[Web page and app entries]

§ §

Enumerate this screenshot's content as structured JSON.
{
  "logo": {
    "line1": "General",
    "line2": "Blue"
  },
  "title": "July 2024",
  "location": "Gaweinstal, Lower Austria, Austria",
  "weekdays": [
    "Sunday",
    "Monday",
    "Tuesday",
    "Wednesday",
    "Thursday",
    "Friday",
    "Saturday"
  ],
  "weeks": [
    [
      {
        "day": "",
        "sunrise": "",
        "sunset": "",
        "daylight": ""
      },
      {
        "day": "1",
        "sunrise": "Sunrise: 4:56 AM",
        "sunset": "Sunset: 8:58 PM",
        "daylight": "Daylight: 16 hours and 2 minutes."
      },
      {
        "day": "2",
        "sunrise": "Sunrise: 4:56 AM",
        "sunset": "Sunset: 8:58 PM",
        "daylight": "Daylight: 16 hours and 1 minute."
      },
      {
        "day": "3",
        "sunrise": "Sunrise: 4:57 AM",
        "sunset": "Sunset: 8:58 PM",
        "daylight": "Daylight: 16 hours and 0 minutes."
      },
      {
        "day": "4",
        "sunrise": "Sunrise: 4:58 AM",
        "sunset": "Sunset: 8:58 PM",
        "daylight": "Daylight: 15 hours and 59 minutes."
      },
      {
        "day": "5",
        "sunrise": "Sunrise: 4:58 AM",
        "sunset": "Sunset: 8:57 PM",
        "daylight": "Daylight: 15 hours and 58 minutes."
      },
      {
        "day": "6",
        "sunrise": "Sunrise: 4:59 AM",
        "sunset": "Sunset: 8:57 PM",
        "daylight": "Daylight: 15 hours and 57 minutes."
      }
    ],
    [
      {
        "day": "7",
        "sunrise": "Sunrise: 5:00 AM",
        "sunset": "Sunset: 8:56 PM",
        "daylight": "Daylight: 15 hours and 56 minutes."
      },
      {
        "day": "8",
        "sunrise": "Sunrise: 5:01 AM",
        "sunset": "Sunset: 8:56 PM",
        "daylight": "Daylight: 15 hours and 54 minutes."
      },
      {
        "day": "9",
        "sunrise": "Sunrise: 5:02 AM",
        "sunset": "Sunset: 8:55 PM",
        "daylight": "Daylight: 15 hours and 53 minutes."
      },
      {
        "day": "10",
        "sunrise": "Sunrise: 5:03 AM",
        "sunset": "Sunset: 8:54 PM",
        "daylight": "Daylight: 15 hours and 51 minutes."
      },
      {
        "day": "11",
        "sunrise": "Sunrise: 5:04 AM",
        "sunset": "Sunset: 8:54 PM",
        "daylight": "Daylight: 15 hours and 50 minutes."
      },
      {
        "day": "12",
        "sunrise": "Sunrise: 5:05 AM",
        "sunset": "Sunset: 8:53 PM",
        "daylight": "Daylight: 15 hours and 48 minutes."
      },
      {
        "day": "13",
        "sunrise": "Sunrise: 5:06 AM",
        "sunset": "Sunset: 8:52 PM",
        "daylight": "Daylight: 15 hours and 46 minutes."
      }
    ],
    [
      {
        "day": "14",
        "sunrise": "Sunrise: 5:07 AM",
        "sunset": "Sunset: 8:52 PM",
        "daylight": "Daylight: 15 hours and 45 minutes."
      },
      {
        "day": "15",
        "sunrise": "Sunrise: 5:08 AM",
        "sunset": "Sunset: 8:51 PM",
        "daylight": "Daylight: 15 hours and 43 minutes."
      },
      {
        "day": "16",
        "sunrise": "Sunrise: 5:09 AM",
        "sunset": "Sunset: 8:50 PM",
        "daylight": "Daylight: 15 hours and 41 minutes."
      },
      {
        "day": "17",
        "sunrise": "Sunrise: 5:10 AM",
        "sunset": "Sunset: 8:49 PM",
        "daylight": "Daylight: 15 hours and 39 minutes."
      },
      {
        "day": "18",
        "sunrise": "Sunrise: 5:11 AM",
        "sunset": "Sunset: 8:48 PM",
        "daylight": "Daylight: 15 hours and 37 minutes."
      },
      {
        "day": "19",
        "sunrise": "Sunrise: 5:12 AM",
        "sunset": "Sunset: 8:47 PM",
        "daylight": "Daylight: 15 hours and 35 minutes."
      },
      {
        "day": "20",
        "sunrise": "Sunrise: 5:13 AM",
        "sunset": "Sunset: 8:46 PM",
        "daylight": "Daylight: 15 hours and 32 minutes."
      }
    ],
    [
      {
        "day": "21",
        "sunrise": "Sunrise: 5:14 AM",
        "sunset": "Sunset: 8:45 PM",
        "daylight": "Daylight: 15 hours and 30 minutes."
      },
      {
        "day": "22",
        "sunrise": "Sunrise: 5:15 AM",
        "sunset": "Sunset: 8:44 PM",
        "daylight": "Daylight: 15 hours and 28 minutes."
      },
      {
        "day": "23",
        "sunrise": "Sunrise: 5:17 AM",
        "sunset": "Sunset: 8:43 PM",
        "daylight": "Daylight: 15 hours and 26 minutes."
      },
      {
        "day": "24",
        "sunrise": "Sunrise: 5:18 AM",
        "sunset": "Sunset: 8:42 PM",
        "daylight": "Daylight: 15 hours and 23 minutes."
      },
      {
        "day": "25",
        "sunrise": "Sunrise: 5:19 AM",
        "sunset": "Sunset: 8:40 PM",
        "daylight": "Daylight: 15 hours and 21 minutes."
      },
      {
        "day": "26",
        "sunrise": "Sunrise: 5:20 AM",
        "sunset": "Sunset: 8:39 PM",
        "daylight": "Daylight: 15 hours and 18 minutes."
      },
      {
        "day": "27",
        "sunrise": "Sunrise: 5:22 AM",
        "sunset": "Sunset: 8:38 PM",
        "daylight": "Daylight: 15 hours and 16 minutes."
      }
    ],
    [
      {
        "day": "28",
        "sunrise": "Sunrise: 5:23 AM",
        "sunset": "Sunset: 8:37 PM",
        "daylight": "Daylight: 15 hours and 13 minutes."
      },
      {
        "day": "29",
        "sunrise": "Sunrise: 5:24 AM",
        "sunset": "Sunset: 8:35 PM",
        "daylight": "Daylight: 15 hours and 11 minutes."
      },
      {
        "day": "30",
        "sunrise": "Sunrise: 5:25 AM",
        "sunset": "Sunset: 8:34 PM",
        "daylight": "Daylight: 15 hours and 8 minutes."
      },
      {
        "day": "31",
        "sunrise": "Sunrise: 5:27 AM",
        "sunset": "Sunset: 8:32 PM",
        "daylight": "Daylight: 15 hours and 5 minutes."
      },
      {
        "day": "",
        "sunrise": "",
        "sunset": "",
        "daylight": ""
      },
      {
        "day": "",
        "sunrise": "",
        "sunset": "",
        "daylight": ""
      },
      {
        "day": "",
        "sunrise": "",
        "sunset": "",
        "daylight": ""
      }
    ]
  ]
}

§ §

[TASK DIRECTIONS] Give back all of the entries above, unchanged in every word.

[WRITTEN ANSWER]
Enumerate this screenshot's content as structured JSON.
{
  "logo": {
    "line1": "General",
    "line2": "Blue"
  },
  "title": "July 2024",
  "location": "Gaweinstal, Lower Austria, Austria",
  "weekdays": [
    "Sunday",
    "Monday",
    "Tuesday",
    "Wednesday",
    "Thursday",
    "Friday",
    "Saturday"
  ],
  "weeks": [
    [
      {
        "day": "",
        "sunrise": "",
        "sunset": "",
        "daylight": ""
      },
      {
        "day": "1",
        "sunrise": "Sunrise: 4:56 AM",
        "sunset": "Sunset: 8:58 PM",
        "daylight": "Daylight: 16 hours and 2 minutes."
      },
      {
        "day": "2",
        "sunrise": "Sunrise: 4:56 AM",
        "sunset": "Sunset: 8:58 PM",
        "daylight": "Daylight: 16 hours and 1 minute."
      },
      {
        "day": "3",
        "sunrise": "Sunrise: 4:57 AM",
        "sunset": "Sunset: 8:58 PM",
        "daylight": "Daylight: 16 hours and 0 minutes."
      },
      {
        "day": "4",
        "sunrise": "Sunrise: 4:58 AM",
        "sunset": "Sunset: 8:58 PM",
        "daylight": "Daylight: 15 hours and 59 minutes."
      },
      {
        "day": "5",
        "sunrise": "Sunrise: 4:58 AM",
        "sunset": "Sunset: 8:57 PM",
        "daylight": "Daylight: 15 hours and 58 minutes."
      },
      {
        "day": "6",
        "sunrise": "Sunrise: 4:59 AM",
        "sunset": "Sunset: 8:57 PM",
        "daylight": "Daylight: 15 hours and 57 minutes."
      }
    ],
    [
      {
        "day": "7",
        "sunrise": "Sunrise: 5:00 AM",
        "sunset": "Sunset: 8:56 PM",
        "daylight": "Daylight: 15 hours and 56 minutes."
      },
      {
        "day": "8",
        "sunrise": "Sunrise: 5:01 AM",
        "sunset": "Sunset: 8:56 PM",
        "daylight": "Daylight: 15 hours and 54 minutes."
      },
      {
        "day": "9",
        "sunrise": "Sunrise: 5:02 AM",
        "sunset": "Sunset: 8:55 PM",
        "daylight": "Daylight: 15 hours and 53 minutes."
      },
      {
        "day": "10",
        "sunrise": "Sunrise: 5:03 AM",
        "sunset": "Sunset: 8:54 PM",
        "daylight": "Daylight: 15 hours and 51 minutes."
      },
      {
        "day": "11",
        "sunrise": "Sunrise: 5:04 AM",
        "sunset": "Sunset: 8:54 PM",
        "daylight": "Daylight: 15 hours and 50 minutes."
      },
      {
        "day": "12",
        "sunrise": "Sunrise: 5:05 AM",
        "sunset": "Sunset: 8:53 PM",
        "daylight": "Daylight: 15 hours and 48 minutes."
      },
      {
        "day": "13",
        "sunrise": "Sunrise: 5:06 AM",
        "sunset": "Sunset: 8:52 PM",
        "daylight": "Daylight: 15 hours and 46 minutes."
      }
    ],
    [
      {
        "day": "14",
        "sunrise": "Sunrise: 5:07 AM",
        "sunset": "Sunset: 8:52 PM",
        "daylight": "Daylight: 15 hours and 45 minutes."
      },
      {
        "day": "15",
        "sunrise": "Sunrise: 5:08 AM",
        "sunset": "Sunset: 8:51 PM",
        "daylight": "Daylight: 15 hours and 43 minutes."
      },
      {
        "day": "16",
        "sunrise": "Sunrise: 5:09 AM",
        "sunset": "Sunset: 8:50 PM",
        "daylight": "Daylight: 15 hours and 41 minutes."
      },
      {
        "day": "17",
        "sunrise": "Sunrise: 5:10 AM",
        "sunset": "Sunset: 8:49 PM",
        "daylight": "Daylight: 15 hours and 39 minutes."
      },
      {
        "day": "18",
        "sunrise": "Sunrise: 5:11 AM",
        "sunset": "Sunset: 8:48 PM",
        "daylight": "Daylight: 15 hours and 37 minutes."
      },
      {
        "day": "19",
        "sunrise": "Sunrise: 5:12 AM",
        "sunset": "Sunset: 8:47 PM",
        "daylight": "Daylight: 15 hours and 35 minutes."
      },
      {
        "day": "20",
        "sunrise": "Sunrise: 5:13 AM",
        "sunset": "Sunset: 8:46 PM",
        "daylight": "Daylight: 15 hours and 32 minutes."
      }
    ],
    [
      {
        "day": "21",
        "sunrise": "Sunrise: 5:14 AM",
        "sunset": "Sunset: 8:45 PM",
        "daylight": "Daylight: 15 hours and 30 minutes."
      },
      {
        "day": "22",
        "sunrise": "Sunrise: 5:15 AM",
        "sunset": "Sunset: 8:44 PM",
        "daylight": "Daylight: 15 hours and 28 minutes."
      },
      {
        "day": "23",
        "sunrise": "Sunrise: 5:17 AM",
        "sunset": "Sunset: 8:43 PM",
        "daylight": "Daylight: 15 hours and 26 minutes."
      },
      {
        "day": "24",
        "sunrise": "Sunrise: 5:18 AM",
        "sunset": "Sunset: 8:42 PM",
        "daylight": "Daylight: 15 hours and 23 minutes."
      },
      {
        "day": "25",
        "sunrise": "Sunrise: 5:19 AM",
        "sunset": "Sunset: 8:40 PM",
        "daylight": "Daylight: 15 hours and 21 minutes."
      },
      {
        "day": "26",
        "sunrise": "Sunrise: 5:20 AM",
        "sunset": "Sunset: 8:39 PM",
        "daylight": "Daylight: 15 hours and 18 minutes."
      },
      {
        "day": "27",
        "sunrise": "Sunrise: 5:22 AM",
        "sunset": "Sunset: 8:38 PM",
        "daylight": "Daylight: 15 hours and 16 minutes."
      }
    ],
    [
      {
        "day": "28",
        "sunrise": "Sunrise: 5:23 AM",
        "sunset": "Sunset: 8:37 PM",
        "daylight": "Daylight: 15 hours and 13 minutes."
      },
      {
        "day": "29",
        "sunrise": "Sunrise: 5:24 AM",
        "sunset": "Sunset: 8:35 PM",
        "daylight": "Daylight: 15 hours and 11 minutes."
      },
      {
        "day": "30",
        "sunrise": "Sunrise: 5:25 AM",
        "sunset": "Sunset: 8:34 PM",
        "daylight": "Daylight: 15 hours and 8 minutes."
      },
      {
        "day": "31",
        "sunrise": "Sunrise: 5:27 AM",
        "sunset": "Sunset: 8:32 PM",
        "daylight": "Daylight: 15 hours and 5 minutes."
      },
      {
        "day": "",
        "sunrise": "",
        "sunset": "",
        "daylight": ""
      },
      {
        "day": "",
        "sunrise": "",
        "sunset": "",
        "daylight": ""
      },
      {
        "day": "",
        "sunrise": "",
        "sunset": "",
        "daylight": ""
      }
    ]
  ]
}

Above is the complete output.